_TASK INSTRUCTIONS_
Locate and copy each line in the data that contains the word "screenshot".

_PROVIDED RECORDS_
####################
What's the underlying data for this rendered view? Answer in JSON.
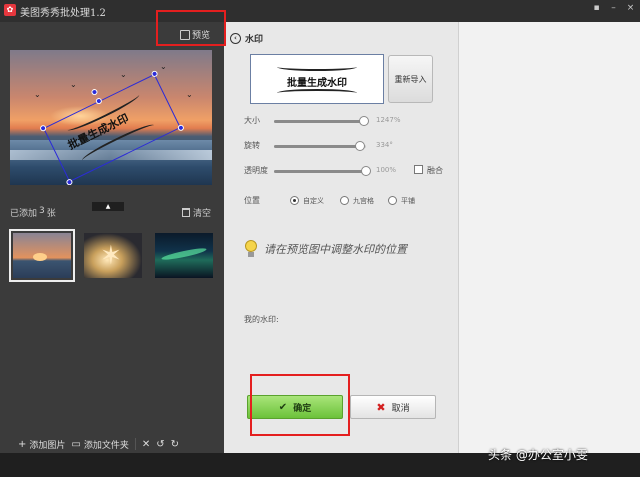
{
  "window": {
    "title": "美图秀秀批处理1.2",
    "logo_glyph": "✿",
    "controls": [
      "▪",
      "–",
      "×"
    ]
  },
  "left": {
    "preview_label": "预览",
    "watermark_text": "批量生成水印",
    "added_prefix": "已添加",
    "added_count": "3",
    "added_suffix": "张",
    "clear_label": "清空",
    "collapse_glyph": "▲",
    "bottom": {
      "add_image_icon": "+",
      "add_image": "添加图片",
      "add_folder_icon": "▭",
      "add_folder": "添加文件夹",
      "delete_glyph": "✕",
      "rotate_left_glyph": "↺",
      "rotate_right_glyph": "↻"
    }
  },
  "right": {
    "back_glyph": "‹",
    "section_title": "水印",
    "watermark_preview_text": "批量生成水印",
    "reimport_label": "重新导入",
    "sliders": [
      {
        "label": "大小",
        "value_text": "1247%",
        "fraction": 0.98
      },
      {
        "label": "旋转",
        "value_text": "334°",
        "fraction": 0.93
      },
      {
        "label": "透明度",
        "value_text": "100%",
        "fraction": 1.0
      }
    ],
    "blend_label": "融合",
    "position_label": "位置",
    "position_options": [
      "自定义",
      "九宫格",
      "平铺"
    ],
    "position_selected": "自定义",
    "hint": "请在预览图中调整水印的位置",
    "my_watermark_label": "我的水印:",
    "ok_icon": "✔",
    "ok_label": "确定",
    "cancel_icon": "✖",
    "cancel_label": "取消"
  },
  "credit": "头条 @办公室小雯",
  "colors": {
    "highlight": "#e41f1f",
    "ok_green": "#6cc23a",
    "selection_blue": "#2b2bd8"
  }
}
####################
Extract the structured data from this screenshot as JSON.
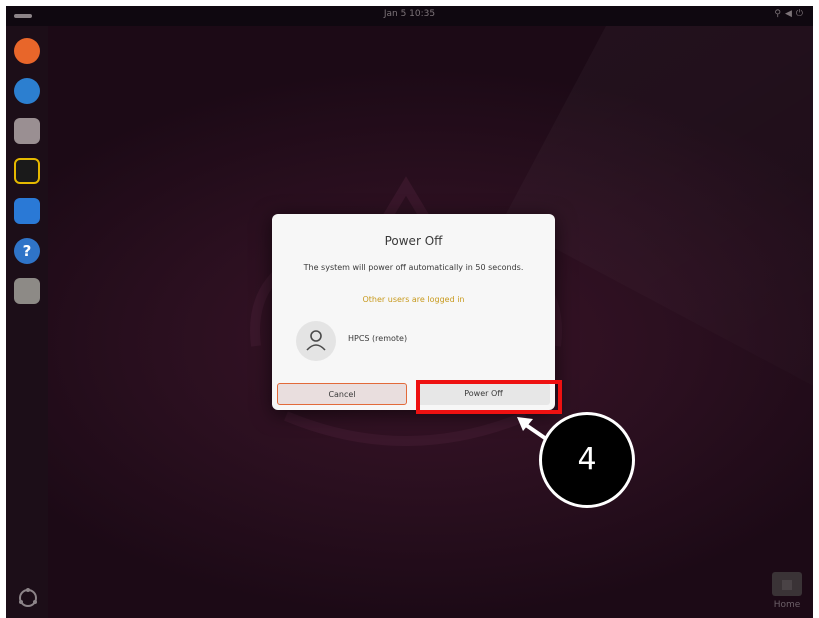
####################
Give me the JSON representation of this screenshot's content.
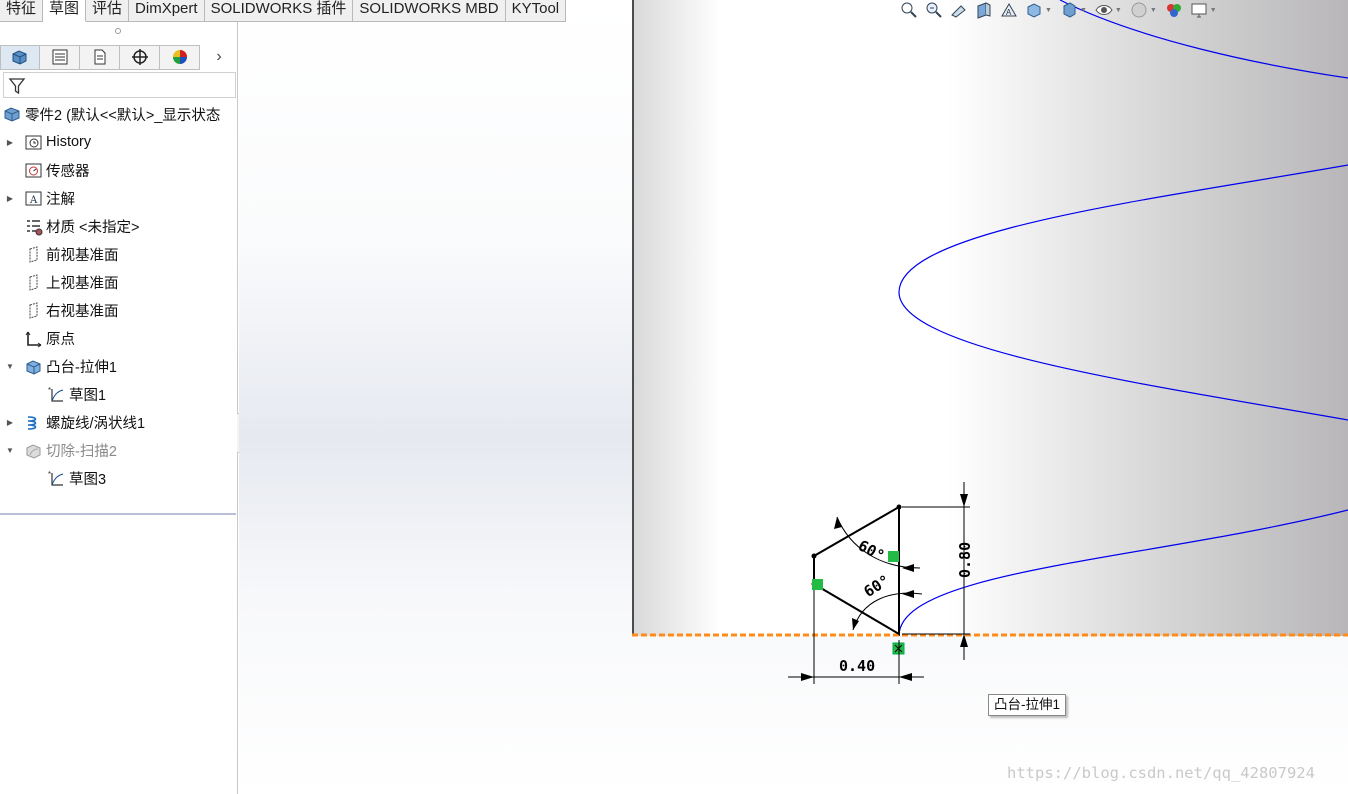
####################
_RESULT FOR THIS EXERCISE_
Extract the structured data from this screenshot as JSON.
Give me the JSON representation of this screenshot's content.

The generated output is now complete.